TMA Member: Are the cardiac conditions associated with myositis usually more specific or can it be anything? For example, about 10 years ago I had a normal echo, I started showing signs of DM about 4 – 5 years ago, I had a repeat echo 4 months ago that shows the tricuspid, mitral, and pulmonary values all have regurgitation now. My EF has dropped off but is still WNL at 55%. Is this specific to DM or my overlap of lupus? Luck of the draw?
Mazen Dimachkie, MD: Luck of the draw! Hang in there, MMD
TMA Member: Dr. Dimachkie, I believe my disease is well treated and I am fairly able to live an active life. However, whenever I ask my rheumatologist what I can be doing to improve my health, he just says to keep taking my meds. Is there anything in lifestyle changes that will improve my future health. My family doctor says that losing weight will help me stay mobile longer and help my respiratory symptoms. What do you think?
Mazen Dimachkie, MD: Being overweight is not generally good for your health. Best wishes, MMD
TMA Member: I am a 39 year old female. Years ago, a rheumatologist told me that I have both DM and PM. My present physician said this is no longer considered possible. I’ve never had skin symptoms even during flares. What do you think about this diagnosis?
Mazen Dimachkie, MD: It is usually one or the other. Please consult The Myositis Association website for the closest expert. Best, MMD
TMA Member: Dr. Dimachkie, my rheumatologist told me that PM might be many different autoimmune diseases whose features are subtly different but all causing weakness. Is any research being done on this? Will PM eventually be treated on a more individualized basis? Thanks for your help.
Mazen Dimachkie, MD: There is a lot of ongoing research in myositis. So please keep checking TMA website. Best wishes, MMD
TMA Member: Dr. Dimachkie, I am a 44 year old female. Although I had a bad response to prednisone in terms of side effects, it controlled my muscle weakness very well. My family doctor suggested that I try a no-salt, no-flour,no sugar diet while on prednisone and I was amazed to see that it helped my water retention, weight gain and even seemed to reduce my mood swings and sleeplessness. Is there an explanation for this?
Mazen Dimachkie, MD: The low calories / low salt diet helps control swelling and weight gain. Best, MMD
TMA Member: Dr. Dimachkie, I have PM and it is never quite in remission, although I live a fairly normal life. I tire easily.

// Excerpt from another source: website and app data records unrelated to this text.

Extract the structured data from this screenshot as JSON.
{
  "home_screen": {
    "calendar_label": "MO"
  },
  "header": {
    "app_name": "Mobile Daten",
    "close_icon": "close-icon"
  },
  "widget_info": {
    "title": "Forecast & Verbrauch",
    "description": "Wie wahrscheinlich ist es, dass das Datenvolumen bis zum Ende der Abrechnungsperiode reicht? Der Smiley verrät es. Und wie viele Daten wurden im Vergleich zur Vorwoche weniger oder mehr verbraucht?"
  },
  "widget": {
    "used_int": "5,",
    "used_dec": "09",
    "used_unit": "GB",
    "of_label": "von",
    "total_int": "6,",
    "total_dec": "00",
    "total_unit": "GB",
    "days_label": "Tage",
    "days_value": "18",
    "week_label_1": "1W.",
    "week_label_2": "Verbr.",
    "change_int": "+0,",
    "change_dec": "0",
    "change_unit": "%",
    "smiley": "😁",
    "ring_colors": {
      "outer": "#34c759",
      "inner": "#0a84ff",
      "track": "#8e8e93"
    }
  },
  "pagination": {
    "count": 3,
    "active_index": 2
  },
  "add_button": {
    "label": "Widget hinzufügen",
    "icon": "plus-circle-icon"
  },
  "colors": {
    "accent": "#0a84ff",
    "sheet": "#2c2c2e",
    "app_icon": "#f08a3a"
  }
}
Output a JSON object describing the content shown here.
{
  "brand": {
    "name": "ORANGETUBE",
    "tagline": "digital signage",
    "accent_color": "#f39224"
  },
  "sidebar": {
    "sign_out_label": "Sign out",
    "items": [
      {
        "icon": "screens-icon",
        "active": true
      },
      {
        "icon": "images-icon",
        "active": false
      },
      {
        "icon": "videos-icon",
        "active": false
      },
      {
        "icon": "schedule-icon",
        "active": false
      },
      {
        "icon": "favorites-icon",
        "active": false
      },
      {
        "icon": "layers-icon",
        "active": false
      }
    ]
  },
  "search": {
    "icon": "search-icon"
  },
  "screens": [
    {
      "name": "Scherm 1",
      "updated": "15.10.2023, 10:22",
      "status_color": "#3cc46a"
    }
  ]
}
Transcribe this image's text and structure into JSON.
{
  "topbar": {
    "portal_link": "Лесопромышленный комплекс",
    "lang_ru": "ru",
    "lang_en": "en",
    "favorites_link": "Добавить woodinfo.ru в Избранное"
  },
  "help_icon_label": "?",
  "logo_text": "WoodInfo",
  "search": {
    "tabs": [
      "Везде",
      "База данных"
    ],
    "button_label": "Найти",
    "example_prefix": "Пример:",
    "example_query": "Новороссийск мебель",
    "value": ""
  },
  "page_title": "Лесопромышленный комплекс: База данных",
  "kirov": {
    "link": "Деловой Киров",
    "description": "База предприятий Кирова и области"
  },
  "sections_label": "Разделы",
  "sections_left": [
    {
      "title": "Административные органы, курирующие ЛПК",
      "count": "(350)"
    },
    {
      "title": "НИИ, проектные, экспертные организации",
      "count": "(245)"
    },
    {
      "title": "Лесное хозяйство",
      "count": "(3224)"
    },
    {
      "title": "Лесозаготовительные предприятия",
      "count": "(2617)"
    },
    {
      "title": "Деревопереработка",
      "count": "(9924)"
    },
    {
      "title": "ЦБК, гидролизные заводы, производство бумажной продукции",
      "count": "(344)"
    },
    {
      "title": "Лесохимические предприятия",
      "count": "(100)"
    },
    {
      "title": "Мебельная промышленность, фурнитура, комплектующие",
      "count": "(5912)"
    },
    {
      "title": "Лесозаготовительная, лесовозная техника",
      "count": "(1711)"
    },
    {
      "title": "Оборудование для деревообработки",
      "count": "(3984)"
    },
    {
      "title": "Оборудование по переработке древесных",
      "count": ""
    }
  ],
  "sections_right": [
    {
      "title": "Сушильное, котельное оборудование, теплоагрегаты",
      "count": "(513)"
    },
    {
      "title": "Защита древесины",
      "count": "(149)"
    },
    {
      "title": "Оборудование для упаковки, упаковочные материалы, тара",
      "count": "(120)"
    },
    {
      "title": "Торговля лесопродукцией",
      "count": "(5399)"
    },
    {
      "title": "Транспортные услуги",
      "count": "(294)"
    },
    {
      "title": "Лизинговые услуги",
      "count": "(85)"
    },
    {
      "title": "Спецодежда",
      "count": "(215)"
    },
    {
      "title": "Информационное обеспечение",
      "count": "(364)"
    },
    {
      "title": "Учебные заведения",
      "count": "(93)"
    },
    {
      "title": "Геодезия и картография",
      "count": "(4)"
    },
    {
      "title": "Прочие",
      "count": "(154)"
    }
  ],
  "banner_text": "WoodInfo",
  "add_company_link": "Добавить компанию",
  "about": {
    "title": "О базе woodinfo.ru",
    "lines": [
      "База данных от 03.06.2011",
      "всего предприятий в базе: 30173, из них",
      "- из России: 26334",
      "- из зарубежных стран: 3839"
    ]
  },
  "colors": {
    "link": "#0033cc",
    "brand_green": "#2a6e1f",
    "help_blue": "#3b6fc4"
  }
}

Lately, I have been working out with some intensity and walking four miles a day and seem to feel better when I do. I take low-dose prednisone for maintenance. Am I likely to harm myself with this regimen? I am a 56 year old male.
Mazen Dimachkie, MD: Mild to moderate exercise is good for myositis. If you overdo it, your muscles will tell you as you will feel weak and achy the next day. So do not overdo it! Best wishes, MMD
Aisha Morrow, TMA: This concludes today’s discussion. Thank you, Dr. Mazen Dimachkie for spending the time today to answer questions. Thanks to all the members who participated.
Mazen Dimachkie, MD: Thank you to all of the participants. MMD